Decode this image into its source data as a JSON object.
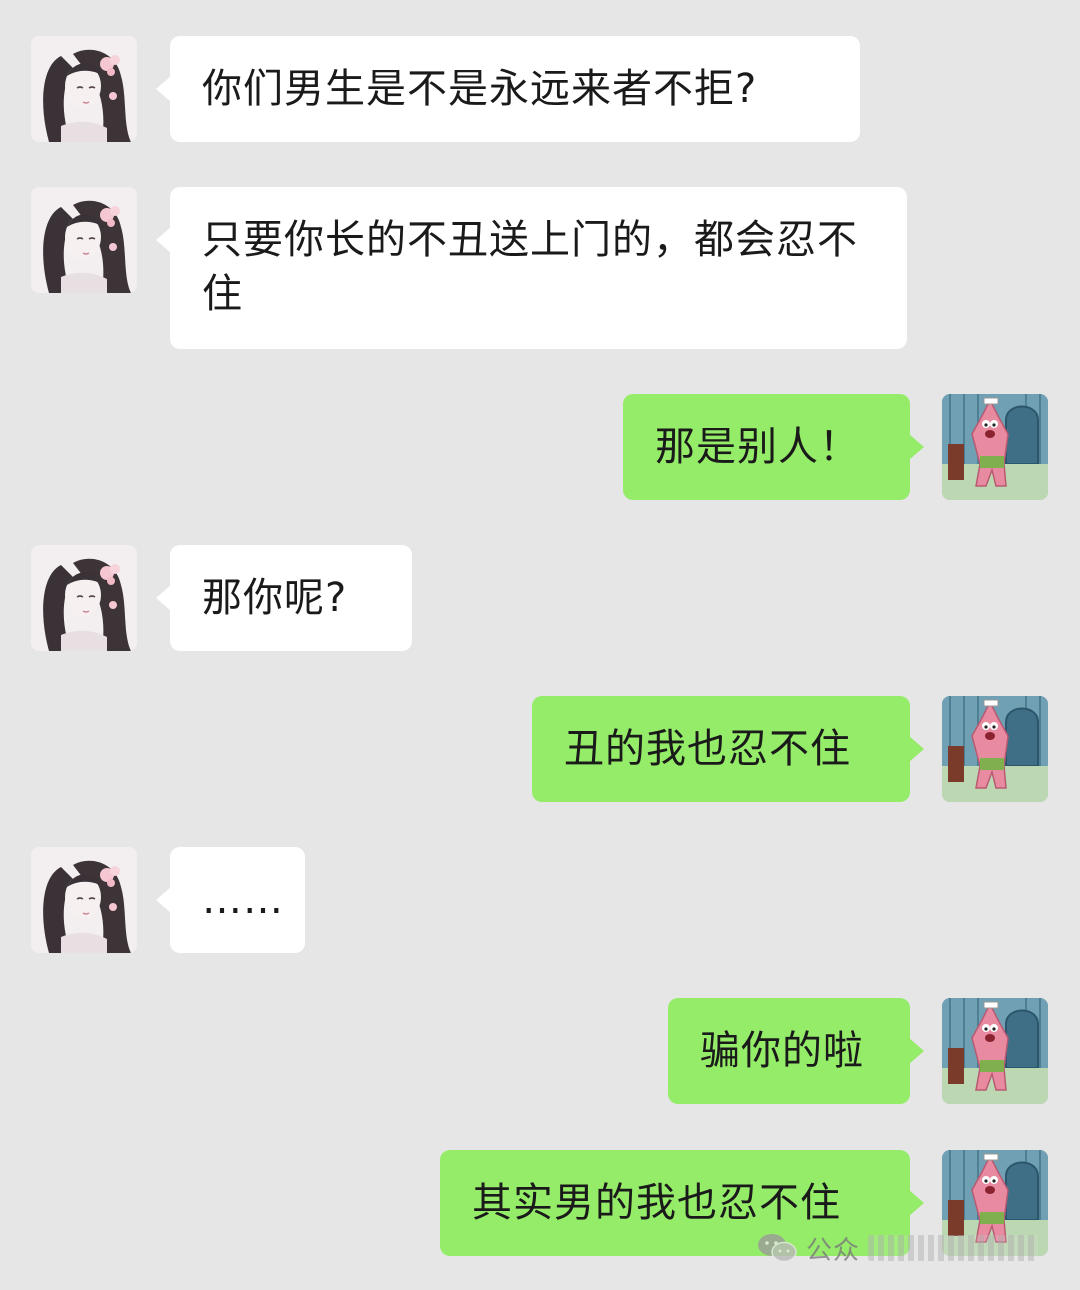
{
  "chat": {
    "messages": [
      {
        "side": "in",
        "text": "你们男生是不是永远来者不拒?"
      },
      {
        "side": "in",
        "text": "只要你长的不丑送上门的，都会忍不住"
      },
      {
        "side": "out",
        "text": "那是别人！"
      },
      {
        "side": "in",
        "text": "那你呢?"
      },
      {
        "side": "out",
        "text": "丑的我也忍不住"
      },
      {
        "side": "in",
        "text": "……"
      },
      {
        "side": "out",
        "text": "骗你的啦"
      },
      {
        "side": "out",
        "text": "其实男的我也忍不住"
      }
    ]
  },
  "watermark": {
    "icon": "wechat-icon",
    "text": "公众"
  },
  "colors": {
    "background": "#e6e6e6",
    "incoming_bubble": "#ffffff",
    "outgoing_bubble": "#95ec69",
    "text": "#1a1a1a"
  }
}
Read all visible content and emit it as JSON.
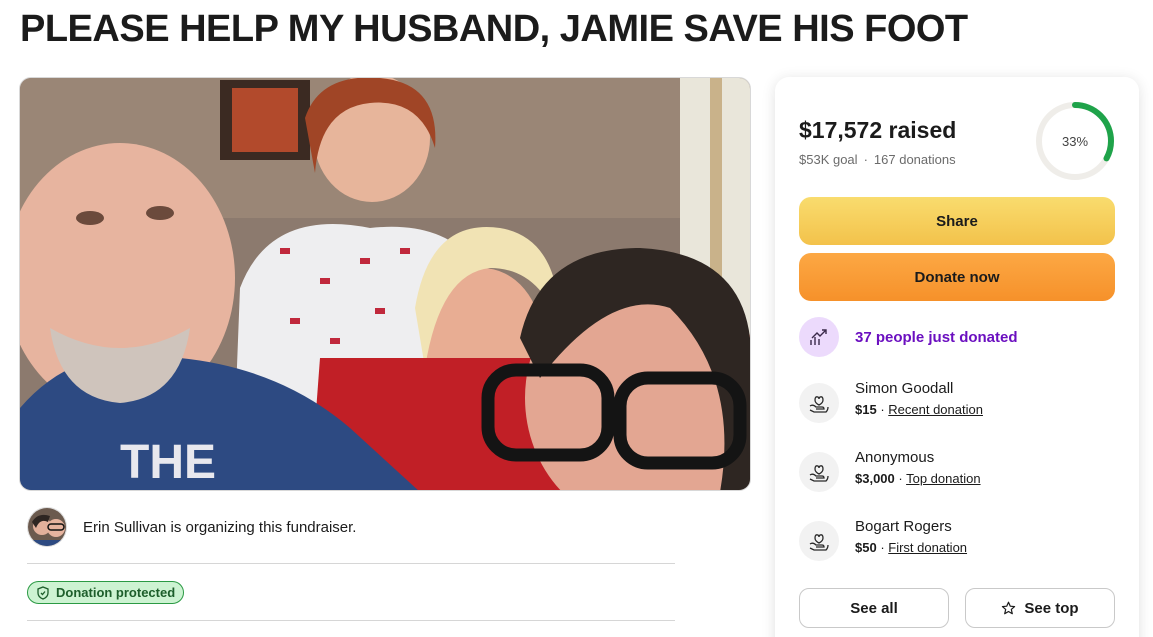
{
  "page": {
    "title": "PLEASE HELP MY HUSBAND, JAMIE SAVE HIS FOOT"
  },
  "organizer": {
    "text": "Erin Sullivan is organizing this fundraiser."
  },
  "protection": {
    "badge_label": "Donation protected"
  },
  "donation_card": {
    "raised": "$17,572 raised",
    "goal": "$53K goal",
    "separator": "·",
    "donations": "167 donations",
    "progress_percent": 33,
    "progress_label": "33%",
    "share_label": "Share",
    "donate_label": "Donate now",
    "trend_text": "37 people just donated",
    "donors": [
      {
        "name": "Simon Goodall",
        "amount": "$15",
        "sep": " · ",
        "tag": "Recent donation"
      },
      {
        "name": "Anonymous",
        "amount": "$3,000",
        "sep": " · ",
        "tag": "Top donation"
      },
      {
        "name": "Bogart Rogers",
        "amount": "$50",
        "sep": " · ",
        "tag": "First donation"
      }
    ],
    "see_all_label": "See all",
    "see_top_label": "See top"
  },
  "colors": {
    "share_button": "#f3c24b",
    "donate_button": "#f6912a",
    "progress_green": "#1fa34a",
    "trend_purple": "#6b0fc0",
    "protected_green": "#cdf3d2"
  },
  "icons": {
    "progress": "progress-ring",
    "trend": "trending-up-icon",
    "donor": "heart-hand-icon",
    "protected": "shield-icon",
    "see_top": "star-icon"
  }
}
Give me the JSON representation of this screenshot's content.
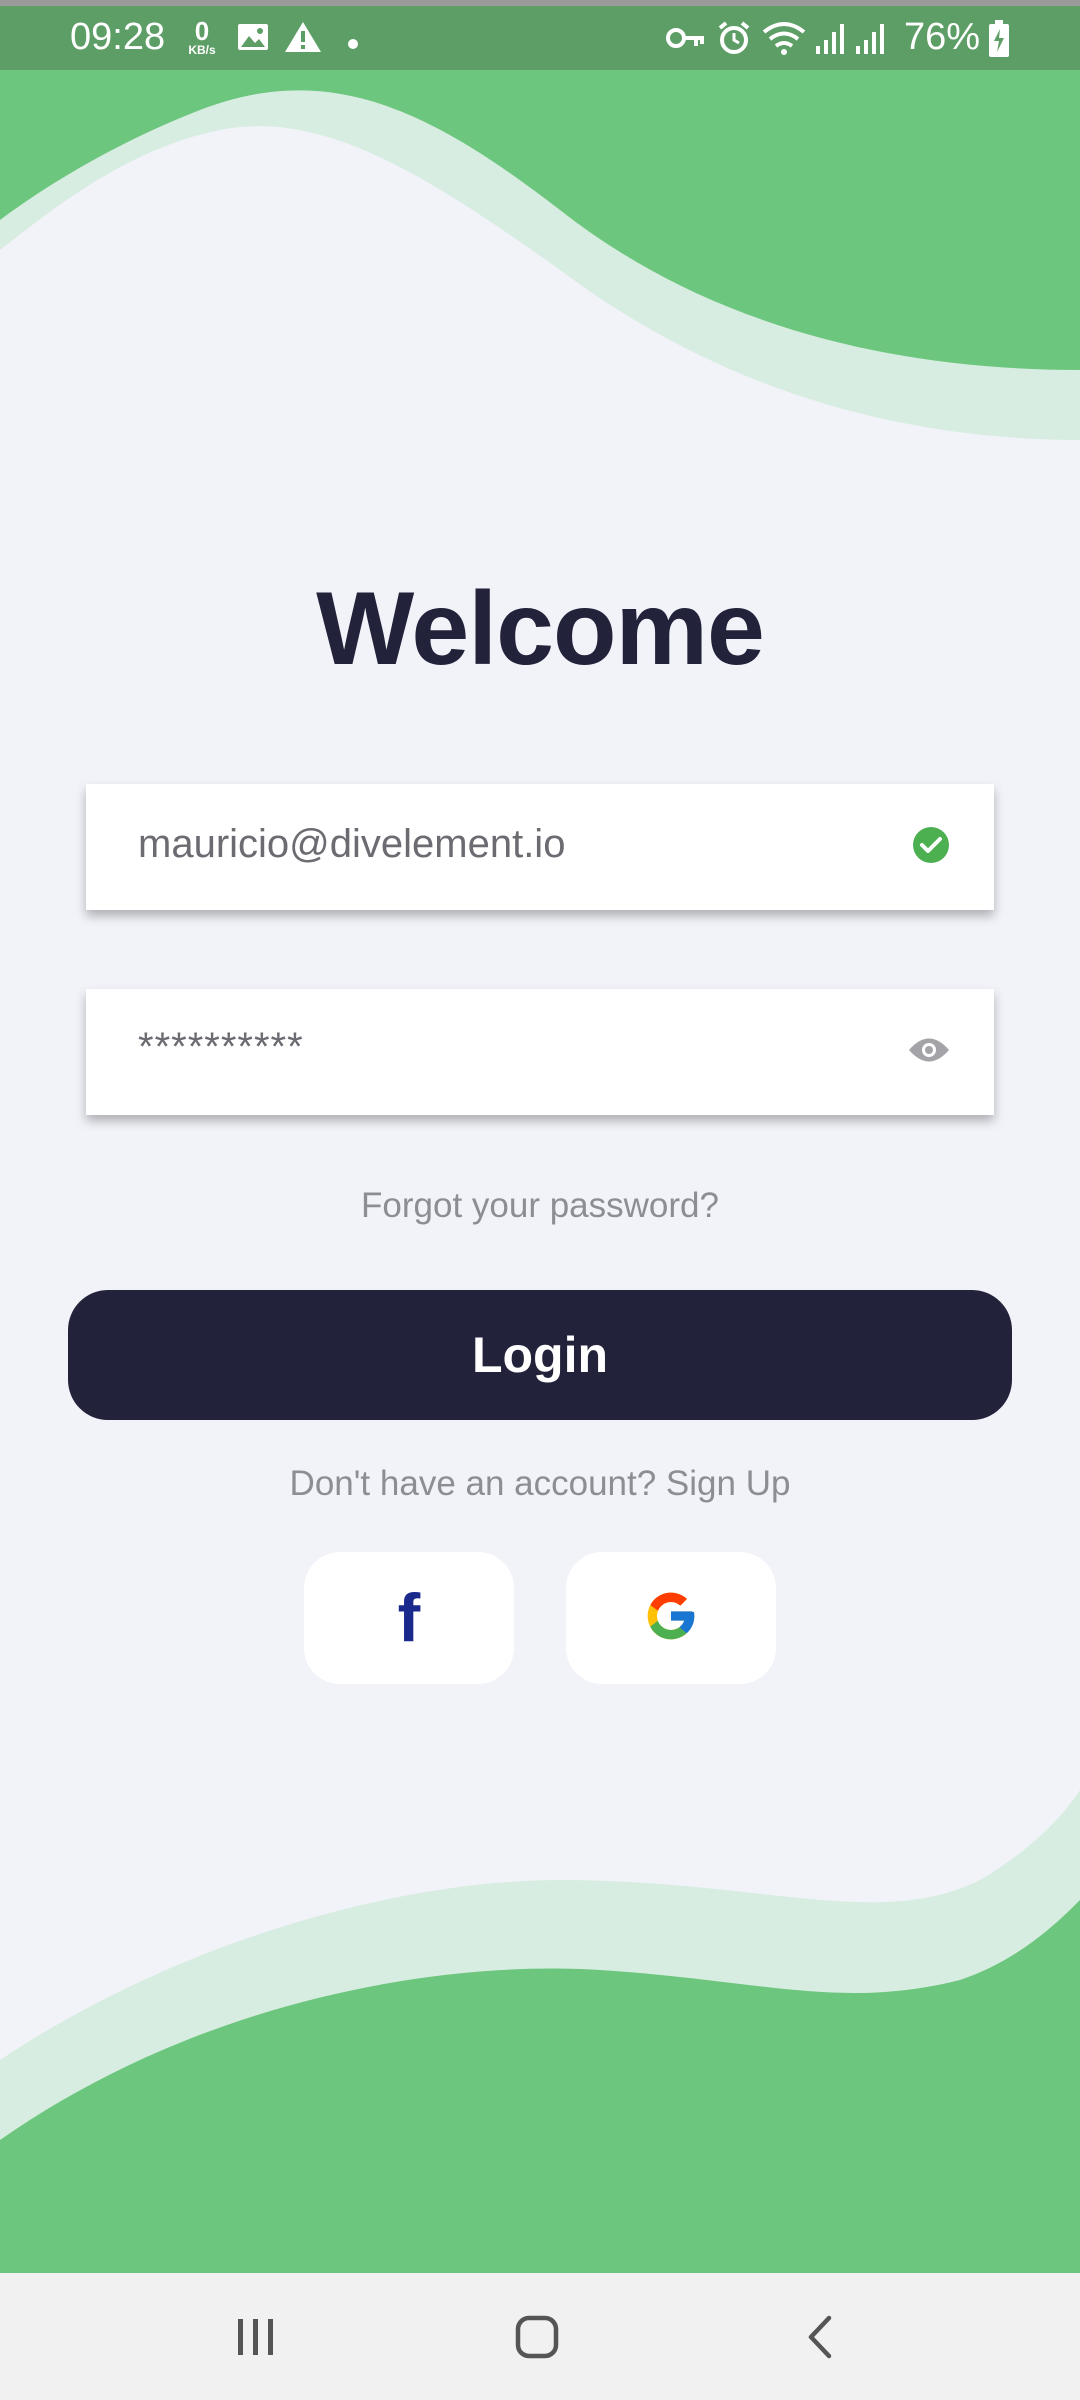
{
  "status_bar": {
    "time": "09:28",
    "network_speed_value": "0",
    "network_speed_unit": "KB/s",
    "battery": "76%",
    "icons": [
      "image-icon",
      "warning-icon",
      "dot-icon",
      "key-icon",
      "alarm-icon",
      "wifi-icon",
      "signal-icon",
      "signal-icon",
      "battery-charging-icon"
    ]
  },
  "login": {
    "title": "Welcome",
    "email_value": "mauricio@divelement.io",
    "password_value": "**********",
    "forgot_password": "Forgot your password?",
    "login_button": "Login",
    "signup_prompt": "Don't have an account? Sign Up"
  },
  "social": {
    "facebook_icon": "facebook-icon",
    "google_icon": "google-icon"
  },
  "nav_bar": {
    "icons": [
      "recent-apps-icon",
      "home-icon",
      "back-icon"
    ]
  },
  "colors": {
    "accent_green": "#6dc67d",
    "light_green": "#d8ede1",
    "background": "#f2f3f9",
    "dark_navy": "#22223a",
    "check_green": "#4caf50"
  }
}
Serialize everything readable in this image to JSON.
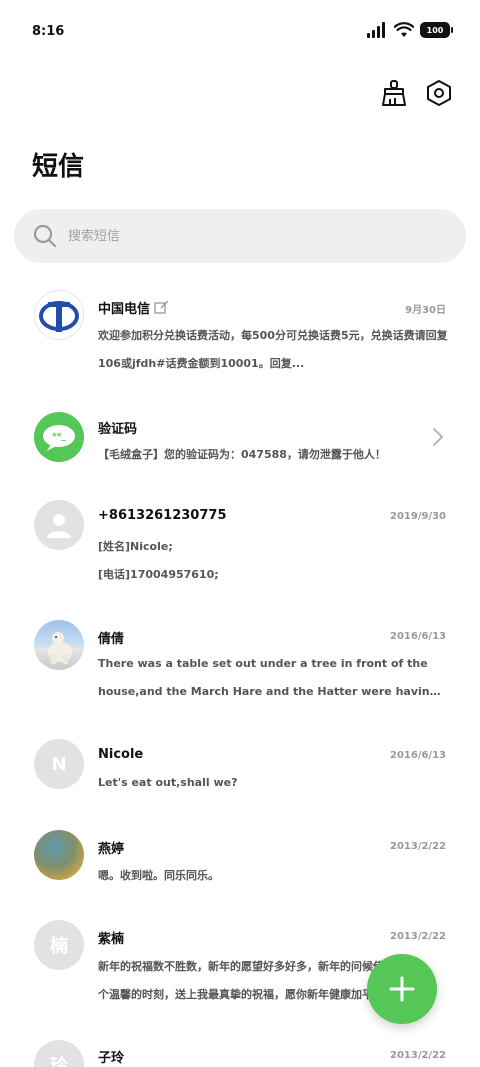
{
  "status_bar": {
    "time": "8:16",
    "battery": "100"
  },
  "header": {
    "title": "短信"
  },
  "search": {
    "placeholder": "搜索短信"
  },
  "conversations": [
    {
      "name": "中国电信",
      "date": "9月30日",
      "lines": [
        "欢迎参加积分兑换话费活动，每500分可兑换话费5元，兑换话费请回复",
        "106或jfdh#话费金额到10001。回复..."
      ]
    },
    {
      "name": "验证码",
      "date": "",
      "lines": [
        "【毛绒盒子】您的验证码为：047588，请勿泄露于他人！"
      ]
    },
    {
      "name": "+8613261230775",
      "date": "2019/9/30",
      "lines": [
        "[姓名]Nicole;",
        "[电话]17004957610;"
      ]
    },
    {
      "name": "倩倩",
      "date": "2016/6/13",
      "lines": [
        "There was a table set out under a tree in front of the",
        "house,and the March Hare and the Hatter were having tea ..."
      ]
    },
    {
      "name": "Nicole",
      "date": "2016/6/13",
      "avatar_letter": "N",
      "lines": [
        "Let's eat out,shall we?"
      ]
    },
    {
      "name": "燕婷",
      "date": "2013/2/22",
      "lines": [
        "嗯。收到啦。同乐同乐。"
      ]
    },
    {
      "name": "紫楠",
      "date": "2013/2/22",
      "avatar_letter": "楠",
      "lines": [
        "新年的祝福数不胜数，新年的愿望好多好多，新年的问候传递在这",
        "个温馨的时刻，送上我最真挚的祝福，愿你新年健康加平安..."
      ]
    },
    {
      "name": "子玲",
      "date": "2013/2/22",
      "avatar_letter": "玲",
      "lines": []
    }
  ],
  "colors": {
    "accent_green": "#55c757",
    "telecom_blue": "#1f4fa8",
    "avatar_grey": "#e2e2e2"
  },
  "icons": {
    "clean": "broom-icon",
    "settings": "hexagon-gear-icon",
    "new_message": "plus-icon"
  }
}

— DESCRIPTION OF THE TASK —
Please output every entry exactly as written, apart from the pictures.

— EXPECTED ANSWER —
Decode this image into its source data as a JSON object.
{
  "chat": {
    "messages": [
      {
        "side": "in",
        "text": "你们男生是不是永远来者不拒?"
      },
      {
        "side": "in",
        "text": "只要你长的不丑送上门的，都会忍不住"
      },
      {
        "side": "out",
        "text": "那是别人！"
      },
      {
        "side": "in",
        "text": "那你呢?"
      },
      {
        "side": "out",
        "text": "丑的我也忍不住"
      },
      {
        "side": "in",
        "text": "……"
      },
      {
        "side": "out",
        "text": "骗你的啦"
      },
      {
        "side": "out",
        "text": "其实男的我也忍不住"
      }
    ]
  },
  "watermark": {
    "icon": "wechat-icon",
    "text": "公众"
  },
  "colors": {
    "background": "#e6e6e6",
    "incoming_bubble": "#ffffff",
    "outgoing_bubble": "#95ec69",
    "text": "#1a1a1a"
  }
}
Read all visible content and emit it as JSON.
{
  "page": {
    "title": "PLEASE HELP MY HUSBAND, JAMIE SAVE HIS FOOT"
  },
  "organizer": {
    "text": "Erin Sullivan is organizing this fundraiser."
  },
  "protection": {
    "badge_label": "Donation protected"
  },
  "donation_card": {
    "raised": "$17,572 raised",
    "goal": "$53K goal",
    "separator": "·",
    "donations": "167 donations",
    "progress_percent": 33,
    "progress_label": "33%",
    "share_label": "Share",
    "donate_label": "Donate now",
    "trend_text": "37 people just donated",
    "donors": [
      {
        "name": "Simon Goodall",
        "amount": "$15",
        "sep": " · ",
        "tag": "Recent donation"
      },
      {
        "name": "Anonymous",
        "amount": "$3,000",
        "sep": " · ",
        "tag": "Top donation"
      },
      {
        "name": "Bogart Rogers",
        "amount": "$50",
        "sep": " · ",
        "tag": "First donation"
      }
    ],
    "see_all_label": "See all",
    "see_top_label": "See top"
  },
  "colors": {
    "share_button": "#f3c24b",
    "donate_button": "#f6912a",
    "progress_green": "#1fa34a",
    "trend_purple": "#6b0fc0",
    "protected_green": "#cdf3d2"
  },
  "icons": {
    "progress": "progress-ring",
    "trend": "trending-up-icon",
    "donor": "heart-hand-icon",
    "protected": "shield-icon",
    "see_top": "star-icon"
  }
}
Give me the JSON representation of this screenshot's content.
{
  "status_bar": {
    "time": "09:28",
    "network_speed_value": "0",
    "network_speed_unit": "KB/s",
    "battery": "76%",
    "icons": [
      "image-icon",
      "warning-icon",
      "dot-icon",
      "key-icon",
      "alarm-icon",
      "wifi-icon",
      "signal-icon",
      "signal-icon",
      "battery-charging-icon"
    ]
  },
  "login": {
    "title": "Welcome",
    "email_value": "mauricio@divelement.io",
    "password_value": "**********",
    "forgot_password": "Forgot your password?",
    "login_button": "Login",
    "signup_prompt": "Don't have an account? Sign Up"
  },
  "social": {
    "facebook_icon": "facebook-icon",
    "google_icon": "google-icon"
  },
  "nav_bar": {
    "icons": [
      "recent-apps-icon",
      "home-icon",
      "back-icon"
    ]
  },
  "colors": {
    "accent_green": "#6dc67d",
    "light_green": "#d8ede1",
    "background": "#f2f3f9",
    "dark_navy": "#22223a",
    "check_green": "#4caf50"
  }
}
Serialize everything readable in this image to JSON.
{
  "status_bar": {
    "time": "8:16",
    "battery": "100"
  },
  "header": {
    "title": "短信"
  },
  "search": {
    "placeholder": "搜索短信"
  },
  "conversations": [
    {
      "name": "中国电信",
      "date": "9月30日",
      "lines": [
        "欢迎参加积分兑换话费活动，每500分可兑换话费5元，兑换话费请回复",
        "106或jfdh#话费金额到10001。回复..."
      ]
    },
    {
      "name": "验证码",
      "date": "",
      "lines": [
        "【毛绒盒子】您的验证码为：047588，请勿泄露于他人！"
      ]
    },
    {
      "name": "+8613261230775",
      "date": "2019/9/30",
      "lines": [
        "[姓名]Nicole;",
        "[电话]17004957610;"
      ]
    },
    {
      "name": "倩倩",
      "date": "2016/6/13",
      "lines": [
        "There was a table set out under a tree in front of the",
        "house,and the March Hare and the Hatter were having tea ..."
      ]
    },
    {
      "name": "Nicole",
      "date": "2016/6/13",
      "avatar_letter": "N",
      "lines": [
        "Let's eat out,shall we?"
      ]
    },
    {
      "name": "燕婷",
      "date": "2013/2/22",
      "lines": [
        "嗯。收到啦。同乐同乐。"
      ]
    },
    {
      "name": "紫楠",
      "date": "2013/2/22",
      "avatar_letter": "楠",
      "lines": [
        "新年的祝福数不胜数，新年的愿望好多好多，新年的问候传递在这",
        "个温馨的时刻，送上我最真挚的祝福，愿你新年健康加平安..."
      ]
    },
    {
      "name": "子玲",
      "date": "2013/2/22",
      "avatar_letter": "玲",
      "lines": []
    }
  ],
  "colors": {
    "accent_green": "#55c757",
    "telecom_blue": "#1f4fa8",
    "avatar_grey": "#e2e2e2"
  },
  "icons": {
    "clean": "broom-icon",
    "settings": "hexagon-gear-icon",
    "new_message": "plus-icon"
  }
}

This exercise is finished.